On the other hand, if he does finally succeed in doing the mitzvah, it is a much greater mitzvah than if he had done it without any obstacles, since all of his efforts to overcome the obstacles join in with the actual act of the mitzvah. Rabbi Tzvi Aryeh Rosenfeld explained that these obstacles, MeNIOS (מניעות), turn into NeIMOS (נעימות), pleasantness, which adds to the simchah as the Rebbe explained about his trip to Eretz Yisrael.
For the last few months, we have been facing many new obstacles to doing mitzvos that until now have been so simple that we took them for granted. Davening in a shul, davening with a minyan, hearing a shiur, going out to collect tzedakah for important causes, traveling to Eretz Yisrael and other mitzvos are now difficult or impossible, depending on where we live. We are now well into Tammuz and no one knows if we will be able to be with the Rebbe on Rosh Hashanah, about which he said “There is nothing greater than this” (Chayey Moharan 406) and “the entire world depends on my Rosh Hashanah” (Chayey Moharan 405).

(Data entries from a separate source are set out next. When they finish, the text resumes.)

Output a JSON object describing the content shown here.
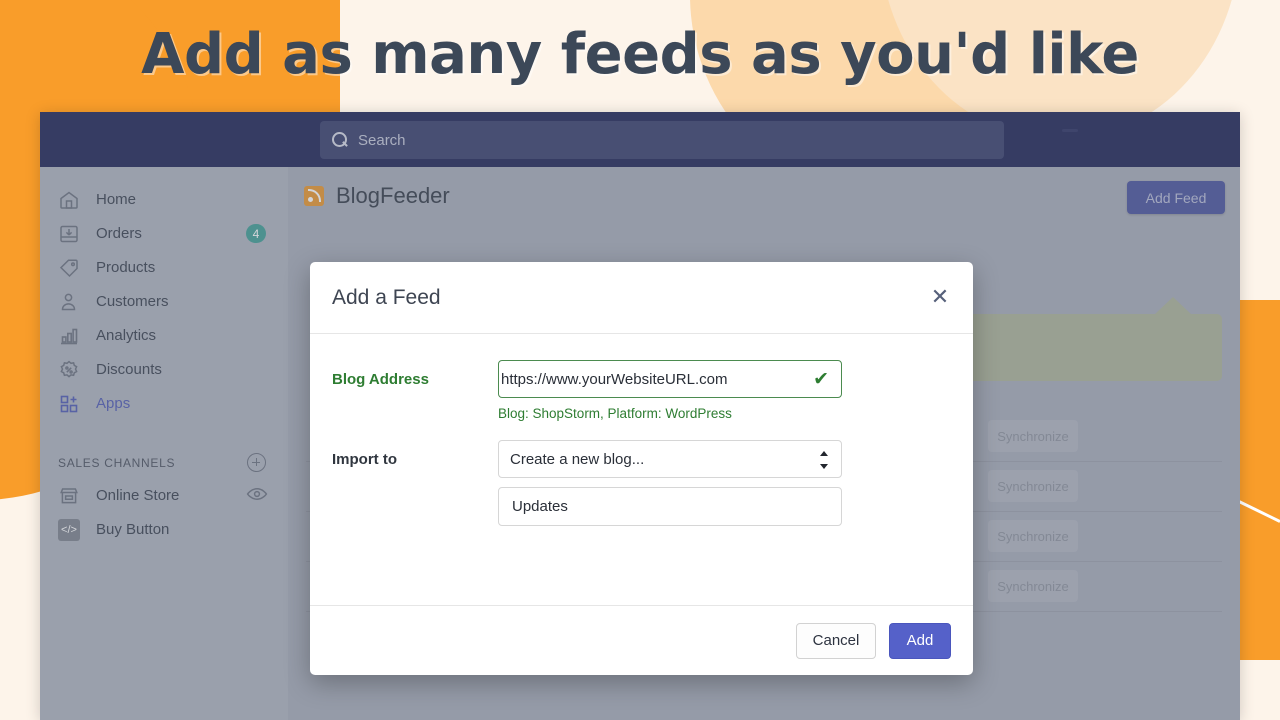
{
  "headline": "Add as many feeds as you'd like",
  "topbar": {
    "search_placeholder": "Search",
    "search_icon": "search-icon"
  },
  "sidebar": {
    "items": [
      {
        "label": "Home",
        "icon": "home-icon",
        "badge": ""
      },
      {
        "label": "Orders",
        "icon": "orders-inbox-icon",
        "badge": "4"
      },
      {
        "label": "Products",
        "icon": "tag-icon",
        "badge": ""
      },
      {
        "label": "Customers",
        "icon": "person-icon",
        "badge": ""
      },
      {
        "label": "Analytics",
        "icon": "bar-chart-icon",
        "badge": ""
      },
      {
        "label": "Discounts",
        "icon": "discount-percent-icon",
        "badge": ""
      },
      {
        "label": "Apps",
        "icon": "apps-grid-plus-icon",
        "badge": ""
      }
    ],
    "section_title": "SALES CHANNELS",
    "section_add_icon": "plus-circle-icon",
    "channels": [
      {
        "label": "Online Store",
        "icon": "storefront-icon",
        "trailing_icon": "eye-icon"
      },
      {
        "label": "Buy Button",
        "icon": "code-icon",
        "trailing_icon": ""
      }
    ]
  },
  "page": {
    "app_icon": "rss-icon",
    "title": "BlogFeeder",
    "add_feed_label": "Add Feed",
    "sync_label": "Synchronize",
    "row_count": 4
  },
  "modal": {
    "title": "Add a Feed",
    "close_icon": "close-icon",
    "blog_address_label": "Blog Address",
    "blog_address_value": "https://www.yourWebsiteURL.com",
    "blog_address_valid_icon": "checkmark-icon",
    "helper_text": "Blog: ShopStorm, Platform: WordPress",
    "import_to_label": "Import to",
    "import_to_selected": "Create a new blog...",
    "blog_name_value": "Updates",
    "cancel_label": "Cancel",
    "add_label": "Add"
  },
  "colors": {
    "brand_orange": "#f99d2a",
    "topbar_navy": "#1f2457",
    "accent_indigo": "#5561c9",
    "valid_green": "#2e7d32",
    "badge_teal": "#3f9e96"
  }
}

In the face of these obstacles, we can look to the Rebbe’s words and resolve to do our best to overcome them. If we do not succeed, then we know that our efforts are recorded and will stand to our merit when we need them. If we do succeed, the simchah in doing the mitzvah will be that much greater. In any case, even under the most dire circumstances we should not give up. It is noted that this sichah was given over the same Shabbos evening that the Rebbe said the lesson about his being a simple person, in which he spoke about the road to Eretz Yisrael and shouted his eternal cry “There is no despair at all!” Despair is a sure loss. When we do our best, it is win-win.